chinese worker letter kmart

Letter From Chinese Slave Laborer Allegedly Found In KMart Halloween Decorations

A disturbing letter from a Chinese worker claiming to be held in slave-like conditions is said to have been found in KMart Halloween decorations, though the authenticity of the note has yet to be confirmed or denied.

The letter from a Chinese worker — which sounds a bit like the “message under the stamp” urban legend involving an American prisoner of war in Japan — first went public just ahead of Christmas in The Oregonian.

In the article, an American woman named Julie Keith, who is 42 and works at a local Goodwill, explains that she’d stored some unopened decorative tombstones and finally unwrapped them this year — uncovering a letter that describes horrible working conditions in China.

The Chinese worker’s letter, penned in very decent English and addressed “Sir,” reads:

“If you occasionally buy this product, please kindly resend this letter to the World Human Right Organization.
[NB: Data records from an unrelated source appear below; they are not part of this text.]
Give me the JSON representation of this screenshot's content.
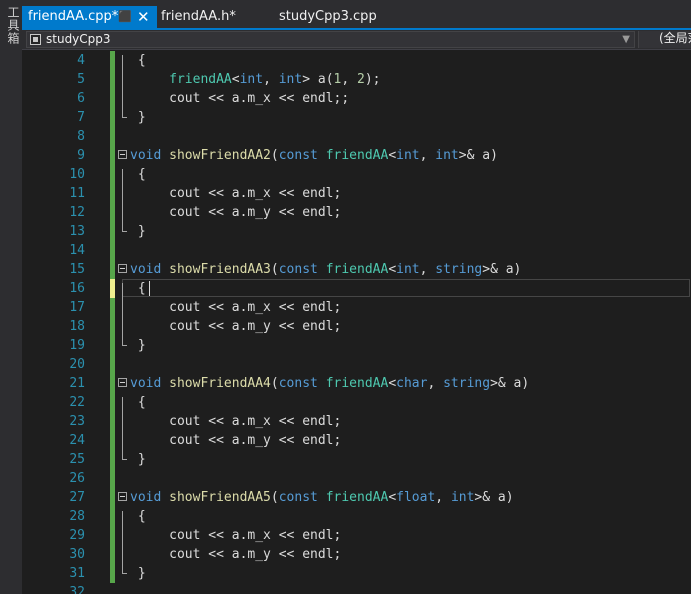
{
  "side_panel": {
    "toolbox_label": "工具箱"
  },
  "tabs": [
    {
      "label": "friendAA.cpp*",
      "active": true,
      "pin_icon": "pin-icon",
      "close_icon": "close-icon"
    },
    {
      "label": "friendAA.h*",
      "active": false
    },
    {
      "label": "studyCpp3.cpp",
      "active": false
    }
  ],
  "navbar": {
    "project": "studyCpp3",
    "scope": "(全局范围)"
  },
  "editor": {
    "lines": [
      {
        "n": "4",
        "code": [
          {
            "t": "{",
            "c": "p"
          }
        ]
      },
      {
        "n": "5",
        "code": [
          {
            "t": "    "
          },
          {
            "t": "friendAA",
            "c": "ty"
          },
          {
            "t": "<"
          },
          {
            "t": "int",
            "c": "kw"
          },
          {
            "t": ", "
          },
          {
            "t": "int",
            "c": "kw"
          },
          {
            "t": "> "
          },
          {
            "t": "a",
            "c": "mem"
          },
          {
            "t": "("
          },
          {
            "t": "1",
            "c": "num"
          },
          {
            "t": ", "
          },
          {
            "t": "2",
            "c": "num"
          },
          {
            "t": ");"
          }
        ]
      },
      {
        "n": "6",
        "code": [
          {
            "t": "    cout << a."
          },
          {
            "t": "m_x",
            "c": "mem"
          },
          {
            "t": " << endl;;"
          }
        ]
      },
      {
        "n": "7",
        "code": [
          {
            "t": "}"
          }
        ]
      },
      {
        "n": "8",
        "code": []
      },
      {
        "n": "9",
        "code": [
          {
            "t": "void",
            "c": "kw"
          },
          {
            "t": " "
          },
          {
            "t": "showFriendAA2",
            "c": "fn"
          },
          {
            "t": "("
          },
          {
            "t": "const",
            "c": "kw"
          },
          {
            "t": " "
          },
          {
            "t": "friendAA",
            "c": "ty"
          },
          {
            "t": "<"
          },
          {
            "t": "int",
            "c": "kw"
          },
          {
            "t": ", "
          },
          {
            "t": "int",
            "c": "kw"
          },
          {
            "t": ">& a)"
          }
        ]
      },
      {
        "n": "10",
        "code": [
          {
            "t": "{"
          }
        ]
      },
      {
        "n": "11",
        "code": [
          {
            "t": "    cout << a."
          },
          {
            "t": "m_x",
            "c": "mem"
          },
          {
            "t": " << endl;"
          }
        ]
      },
      {
        "n": "12",
        "code": [
          {
            "t": "    cout << a."
          },
          {
            "t": "m_y",
            "c": "mem"
          },
          {
            "t": " << endl;"
          }
        ]
      },
      {
        "n": "13",
        "code": [
          {
            "t": "}"
          }
        ]
      },
      {
        "n": "14",
        "code": []
      },
      {
        "n": "15",
        "code": [
          {
            "t": "void",
            "c": "kw"
          },
          {
            "t": " "
          },
          {
            "t": "showFriendAA3",
            "c": "fn"
          },
          {
            "t": "("
          },
          {
            "t": "const",
            "c": "kw"
          },
          {
            "t": " "
          },
          {
            "t": "friendAA",
            "c": "ty"
          },
          {
            "t": "<"
          },
          {
            "t": "int",
            "c": "kw"
          },
          {
            "t": ", "
          },
          {
            "t": "string",
            "c": "kw"
          },
          {
            "t": ">& a)"
          }
        ]
      },
      {
        "n": "16",
        "code": [
          {
            "t": "{"
          }
        ]
      },
      {
        "n": "17",
        "code": [
          {
            "t": "    cout << a."
          },
          {
            "t": "m_x",
            "c": "mem"
          },
          {
            "t": " << endl;"
          }
        ]
      },
      {
        "n": "18",
        "code": [
          {
            "t": "    cout << a."
          },
          {
            "t": "m_y",
            "c": "mem"
          },
          {
            "t": " << endl;"
          }
        ]
      },
      {
        "n": "19",
        "code": [
          {
            "t": "}"
          }
        ]
      },
      {
        "n": "20",
        "code": []
      },
      {
        "n": "21",
        "code": [
          {
            "t": "void",
            "c": "kw"
          },
          {
            "t": " "
          },
          {
            "t": "showFriendAA4",
            "c": "fn"
          },
          {
            "t": "("
          },
          {
            "t": "const",
            "c": "kw"
          },
          {
            "t": " "
          },
          {
            "t": "friendAA",
            "c": "ty"
          },
          {
            "t": "<"
          },
          {
            "t": "char",
            "c": "kw"
          },
          {
            "t": ", "
          },
          {
            "t": "string",
            "c": "kw"
          },
          {
            "t": ">& a)"
          }
        ]
      },
      {
        "n": "22",
        "code": [
          {
            "t": "{"
          }
        ]
      },
      {
        "n": "23",
        "code": [
          {
            "t": "    cout << a."
          },
          {
            "t": "m_x",
            "c": "mem"
          },
          {
            "t": " << endl;"
          }
        ]
      },
      {
        "n": "24",
        "code": [
          {
            "t": "    cout << a."
          },
          {
            "t": "m_y",
            "c": "mem"
          },
          {
            "t": " << endl;"
          }
        ]
      },
      {
        "n": "25",
        "code": [
          {
            "t": "}"
          }
        ]
      },
      {
        "n": "26",
        "code": []
      },
      {
        "n": "27",
        "code": [
          {
            "t": "void",
            "c": "kw"
          },
          {
            "t": " "
          },
          {
            "t": "showFriendAA5",
            "c": "fn"
          },
          {
            "t": "("
          },
          {
            "t": "const",
            "c": "kw"
          },
          {
            "t": " "
          },
          {
            "t": "friendAA",
            "c": "ty"
          },
          {
            "t": "<"
          },
          {
            "t": "float",
            "c": "kw"
          },
          {
            "t": ", "
          },
          {
            "t": "int",
            "c": "kw"
          },
          {
            "t": ">& a)"
          }
        ]
      },
      {
        "n": "28",
        "code": [
          {
            "t": "{"
          }
        ]
      },
      {
        "n": "29",
        "code": [
          {
            "t": "    cout << a."
          },
          {
            "t": "m_x",
            "c": "mem"
          },
          {
            "t": " << endl;"
          }
        ]
      },
      {
        "n": "30",
        "code": [
          {
            "t": "    cout << a."
          },
          {
            "t": "m_y",
            "c": "mem"
          },
          {
            "t": " << endl;"
          }
        ]
      },
      {
        "n": "31",
        "code": [
          {
            "t": "}"
          }
        ]
      },
      {
        "n": "32",
        "code": []
      }
    ],
    "current_line": "16",
    "colors": {
      "background": "#1e1e1e",
      "line_number": "#2b91af",
      "keyword": "#569cd6",
      "type": "#4ec9b0",
      "function": "#dcdcaa",
      "number": "#b5cea8",
      "text": "#dcdcdc",
      "changed_saved": "#57a64a",
      "changed_unsaved": "#efef8f",
      "accent": "#007acc"
    }
  }
}
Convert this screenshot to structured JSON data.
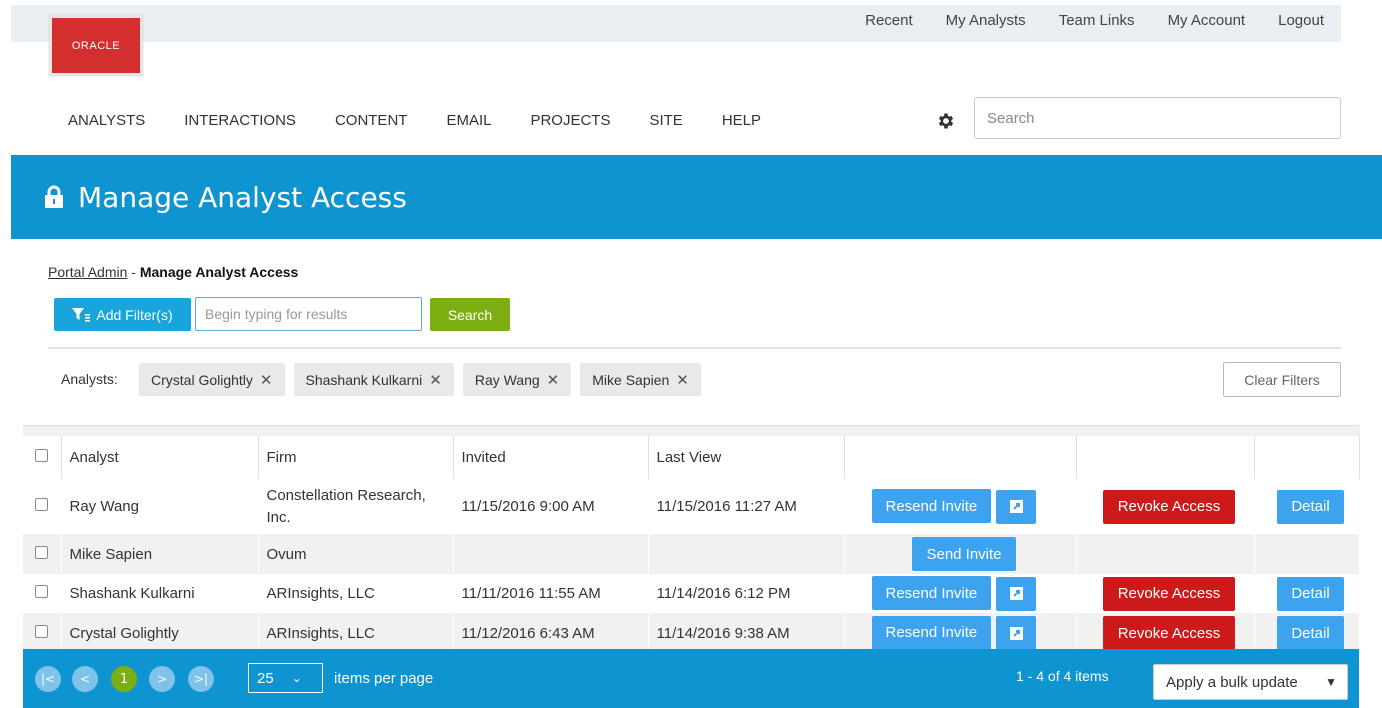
{
  "header": {
    "logo_text": "ORACLE",
    "top_links": [
      "Recent",
      "My Analysts",
      "Team Links",
      "My Account",
      "Logout"
    ],
    "nav": [
      "ANALYSTS",
      "INTERACTIONS",
      "CONTENT",
      "EMAIL",
      "PROJECTS",
      "SITE",
      "HELP"
    ],
    "search_placeholder": "Search"
  },
  "page": {
    "title": "Manage Analyst Access",
    "breadcrumb_link": "Portal Admin",
    "breadcrumb_sep": " - ",
    "breadcrumb_current": "Manage Analyst Access"
  },
  "filters": {
    "add_filter_label": "Add Filter(s)",
    "input_placeholder": "Begin typing for results",
    "search_label": "Search",
    "analysts_label": "Analysts:",
    "chips": [
      "Crystal Golightly",
      "Shashank Kulkarni",
      "Ray Wang",
      "Mike Sapien"
    ],
    "clear_label": "Clear Filters"
  },
  "table": {
    "columns": [
      "Analyst",
      "Firm",
      "Invited",
      "Last View"
    ],
    "rows": [
      {
        "analyst": "Ray Wang",
        "firm": "Constellation Research, Inc.",
        "invited": "11/15/2016 9:00 AM",
        "last_view": "11/15/2016 11:27 AM",
        "invite_label": "Resend Invite",
        "revoke_label": "Revoke Access",
        "detail_label": "Detail"
      },
      {
        "analyst": "Mike Sapien",
        "firm": "Ovum",
        "invited": "",
        "last_view": "",
        "invite_label": "Send Invite",
        "revoke_label": "",
        "detail_label": ""
      },
      {
        "analyst": "Shashank Kulkarni",
        "firm": "ARInsights, LLC",
        "invited": "11/11/2016 11:55 AM",
        "last_view": "11/14/2016 6:12 PM",
        "invite_label": "Resend Invite",
        "revoke_label": "Revoke Access",
        "detail_label": "Detail"
      },
      {
        "analyst": "Crystal Golightly",
        "firm": "ARInsights, LLC",
        "invited": "11/12/2016 6:43 AM",
        "last_view": "11/14/2016 9:38 AM",
        "invite_label": "Resend Invite",
        "revoke_label": "Revoke Access",
        "detail_label": "Detail"
      }
    ]
  },
  "pager": {
    "current_page": "1",
    "page_size": "25",
    "items_per_page_label": "items per page",
    "count_text": "1 - 4 of 4 items",
    "bulk_label": "Apply a bulk update"
  },
  "colors": {
    "brand_blue": "#0f94d2",
    "button_blue": "#3da3ee",
    "revoke_red": "#cc1a1a",
    "search_green": "#7cad11",
    "oracle_red": "#d32f2f"
  },
  "icons": [
    "gear-icon",
    "lock-icon",
    "filter-icon",
    "chip-remove-icon",
    "external-link-icon",
    "first-page-icon",
    "prev-page-icon",
    "next-page-icon",
    "last-page-icon",
    "chevron-down-icon"
  ]
}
Thousands people here who are under the persicution of the Chinese Communist Party Government will thank and remember you forever … People who work here have to work 15 hours a day without Saturday, Sunday break and any holidays. Otherwise, they will suffer torturement, beat and rude remark. Nearly no payment (10 yuan/1 month).”

According to the local news source, ten yuan is roughly $1.61. The letter from a Chinese worker continues:

“People who work here, suffer punishment 1-3 years averagely, but without Court Sentence (unlaw punishment). Many of them are Falun Gong practitioners, who are totally innocent people only because they have different believe to CCPG. They often suffer more punishment than others.”

While it would be near-impossible to verify the letter’s authenticity for many reasons, Sophie Richardson of Human Rights Watch says:

“We’re in no position to confirm the veracity or origin of this … I think it is fair to say the conditions described in the letter certainly conform to what we know about conditions in re-education through labor camps.”

Chinese Internet